April 2010

Anthony J. Mallon, Virginia Commonwealth University and Guy V.G. Stevens, Federal Reserve Board (ret.)

Download 'working_paper10-03.pdf'.


While it is well known that Temporary Assistance for Needy Families (TANF) caseloads have shrunk by 50 percent or more since the passage of the 1996 welfare reform act (PRWORA), information regarding the economic circumstances and overall well-being of those who leave the welfare roles is less publicized. The extensive evidence examined in this paper presents a consistent picture: although approximately 60% of welfare leavers exited with a full-time job, within a year or two approximately half of all leavers fall into poverty. There is some evidence that the percentage living in poverty has increased for more recent leavers. These findings all date to periods prior to the recent severe economic recession.

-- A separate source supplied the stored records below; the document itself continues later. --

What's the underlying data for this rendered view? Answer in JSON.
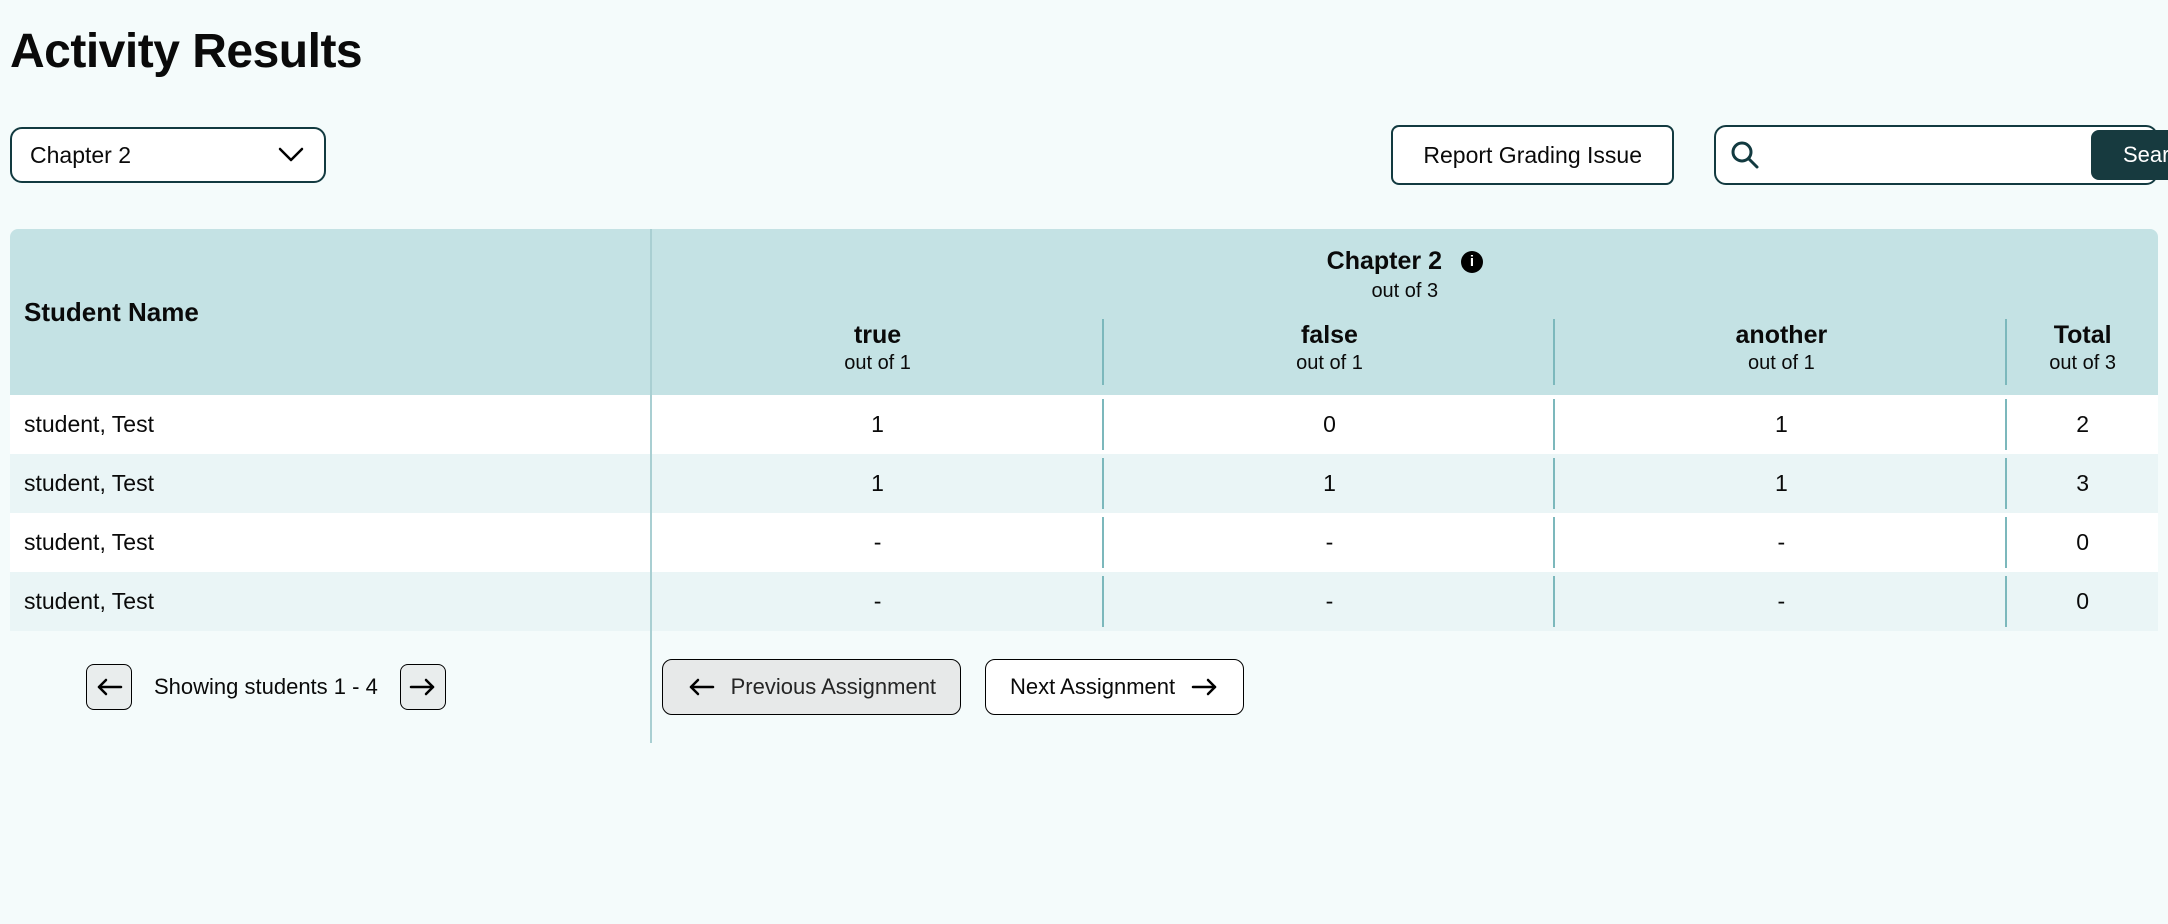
{
  "page_title": "Activity Results",
  "chapter_select": {
    "selected": "Chapter 2"
  },
  "report_issue_label": "Report Grading Issue",
  "search": {
    "placeholder": "",
    "value": "",
    "button_label": "Search"
  },
  "table": {
    "chapter_header": "Chapter 2",
    "chapter_out_of": "out of 3",
    "name_column": "Student Name",
    "columns": [
      {
        "label": "true",
        "out_of": "out of 1"
      },
      {
        "label": "false",
        "out_of": "out of 1"
      },
      {
        "label": "another",
        "out_of": "out of 1"
      }
    ],
    "total_column": {
      "label": "Total",
      "out_of": "out of 3"
    },
    "rows": [
      {
        "name": "student, Test",
        "scores": [
          "1",
          "0",
          "1"
        ],
        "total": "2"
      },
      {
        "name": "student, Test",
        "scores": [
          "1",
          "1",
          "1"
        ],
        "total": "3"
      },
      {
        "name": "student, Test",
        "scores": [
          "-",
          "-",
          "-"
        ],
        "total": "0"
      },
      {
        "name": "student, Test",
        "scores": [
          "-",
          "-",
          "-"
        ],
        "total": "0"
      }
    ]
  },
  "pagination": {
    "showing_text": "Showing students 1 - 4",
    "prev_assignment": "Previous Assignment",
    "next_assignment": "Next Assignment"
  }
}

The proximate cause of this high rate of poverty, as revealed in the data, is that welfare leavers end up working, on average, too few hours over the course of a year. Behind these low hours are the more fundamental causes of the measurable “barriers to work” limiting many leavers, and the limited supply of appropriate private-sector jobs, even during the so-called full-employment years of the late 1990s.

In a search of potential solutions to this problem, the present paper examines the results, design, and costs for a large number of transitional-job and welfare-to-work programs. Based on this examination, and proceeding on the assumption that any contemporary policy proposal must be “work-based,” we propose and cost-out a program of jobs-of-last-resort, one that represents an extension and expansion of existing transitional jobs programs. The program, called Promise of a Job (POJ), addresses the two fundamental causes noted above, by including a job guarantee and by providing training and monitoring before and after the initial job placement. We are aware that such a program carries the danger of a sizable “displacement effect,” and our program design tries to minimize this problem. We estimate the costs per participant and the overall costs of applying Promise of a Job to a number of relevant economic situations.

Since the focus of POJ is our attempt to correct the critical failings of PRWORA, we attempt to calculate the impact of combining POJ with TANF at two important points in time: in 2007, the most recent year for which we had adequate data, and in 1996, the first year of welfare reform. We estimate the costs and benefits for a number of scenarios, varying the eligibility requirements for POJ, the rate at which adults on TANF become participants in POJ, and the rate at which participants find a full-time private-sector job. Among the most important benefits of this composite program is the reduction of adult and, especially, children’s poverty. The assumption of participants exiting TANF with a full-time job, either in the private or public sector, leads, as expected, to significant reductions in the relevant poverty rates. Interestingly, however, the reductions in poverty differ significantly between 1996 and 2007.

Education and Training Programs, Welfare Reform and the Administration of Welfare Programs